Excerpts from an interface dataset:
# # # #
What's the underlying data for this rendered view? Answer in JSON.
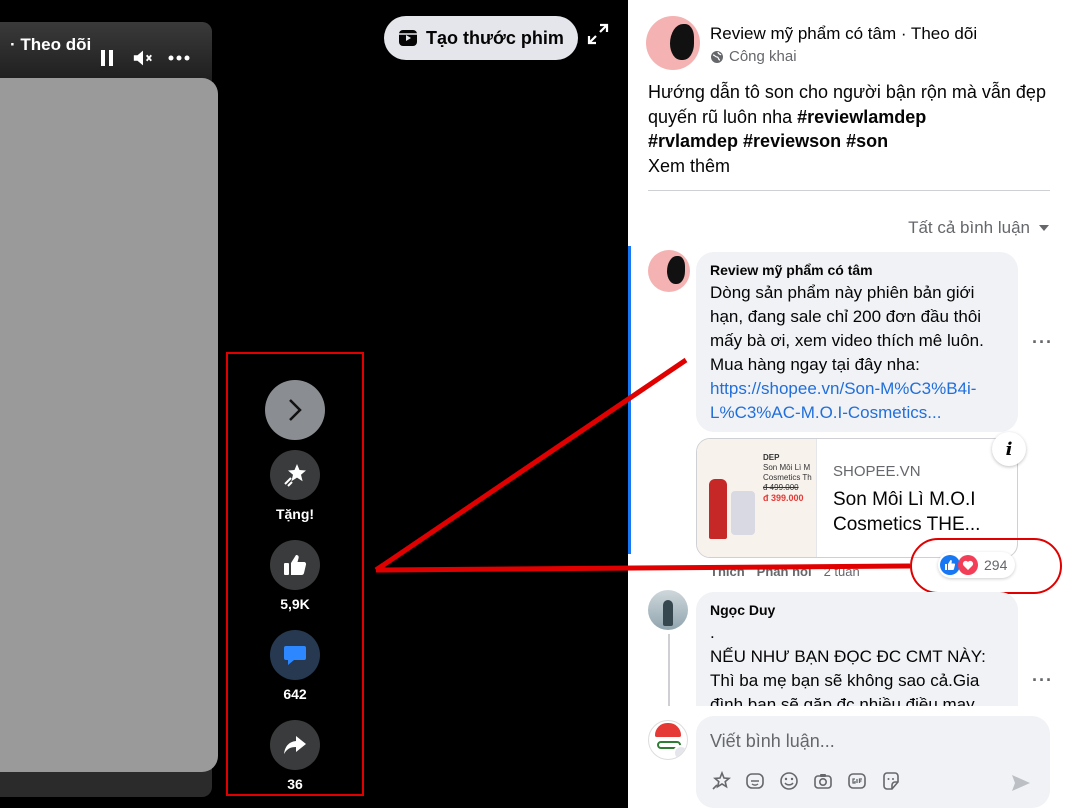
{
  "video": {
    "author_follow": "· Theo dõi",
    "create_reel_label": "Tạo thước phim",
    "actions": {
      "gift_label": "Tặng!",
      "like_count": "5,9K",
      "comment_count": "642",
      "share_count": "36"
    }
  },
  "post": {
    "page_name": "Review mỹ phẩm có tâm",
    "follow": "· Theo dõi",
    "privacy": "Công khai",
    "caption_text": "Hướng dẫn tô son cho người bận rộn mà vẫn đẹp quyến rũ luôn nha",
    "hashtag_1": "#reviewlamdep",
    "hashtags_line2": "#rvlamdep #reviewson #son",
    "see_more": "Xem thêm",
    "comment_filter": "Tất cả bình luận"
  },
  "comments": [
    {
      "author": "Review mỹ phẩm có tâm",
      "text": "Dòng sản phẩm này phiên bản giới hạn, đang sale chỉ 200 đơn đầu thôi mấy bà ơi, xem video thích mê luôn. Mua hàng ngay tại đây nha:",
      "link": "https://shopee.vn/Son-M%C3%B4i-L%C3%AC-M.O.I-Cosmetics...",
      "card": {
        "domain": "SHOPEE.VN",
        "title": "Son Môi Lì M.O.I Cosmetics THE...",
        "thumb_brand": "DEP",
        "thumb_text": "Son Môi Lì M Cosmetics Th",
        "thumb_old_price": "đ 499.000",
        "thumb_price": "đ 399.000"
      },
      "like_label": "Thích",
      "reply_label": "Phản hồi",
      "time": "2 tuần",
      "reaction_count": "294"
    },
    {
      "author": "Ngọc Duy",
      "text_line1": ".",
      "text": "NẾU NHƯ BẠN ĐỌC ĐC CMT NÀY: Thì ba mẹ bạn sẽ không sao cả.Gia đình bạn sẽ gặp đc nhiều điều may"
    }
  ],
  "composer": {
    "placeholder": "Viết bình luận..."
  },
  "colors": {
    "accent": "#1877f2",
    "highlight": "#e00000",
    "bubble": "#f0f2f5"
  }
}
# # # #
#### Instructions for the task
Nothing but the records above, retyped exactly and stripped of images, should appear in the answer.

#### Answer to this task
What's the underlying data for this rendered view? Answer in JSON.
{
  "video": {
    "author_follow": "· Theo dõi",
    "create_reel_label": "Tạo thước phim",
    "actions": {
      "gift_label": "Tặng!",
      "like_count": "5,9K",
      "comment_count": "642",
      "share_count": "36"
    }
  },
  "post": {
    "page_name": "Review mỹ phẩm có tâm",
    "follow": "· Theo dõi",
    "privacy": "Công khai",
    "caption_text": "Hướng dẫn tô son cho người bận rộn mà vẫn đẹp quyến rũ luôn nha",
    "hashtag_1": "#reviewlamdep",
    "hashtags_line2": "#rvlamdep #reviewson #son",
    "see_more": "Xem thêm",
    "comment_filter": "Tất cả bình luận"
  },
  "comments": [
    {
      "author": "Review mỹ phẩm có tâm",
      "text": "Dòng sản phẩm này phiên bản giới hạn, đang sale chỉ 200 đơn đầu thôi mấy bà ơi, xem video thích mê luôn. Mua hàng ngay tại đây nha:",
      "link": "https://shopee.vn/Son-M%C3%B4i-L%C3%AC-M.O.I-Cosmetics...",
      "card": {
        "domain": "SHOPEE.VN",
        "title": "Son Môi Lì M.O.I Cosmetics THE...",
        "thumb_brand": "DEP",
        "thumb_text": "Son Môi Lì M Cosmetics Th",
        "thumb_old_price": "đ 499.000",
        "thumb_price": "đ 399.000"
      },
      "like_label": "Thích",
      "reply_label": "Phản hồi",
      "time": "2 tuần",
      "reaction_count": "294"
    },
    {
      "author": "Ngọc Duy",
      "text_line1": ".",
      "text": "NẾU NHƯ BẠN ĐỌC ĐC CMT NÀY: Thì ba mẹ bạn sẽ không sao cả.Gia đình bạn sẽ gặp đc nhiều điều may"
    }
  ],
  "composer": {
    "placeholder": "Viết bình luận..."
  },
  "colors": {
    "accent": "#1877f2",
    "highlight": "#e00000",
    "bubble": "#f0f2f5"
  }
}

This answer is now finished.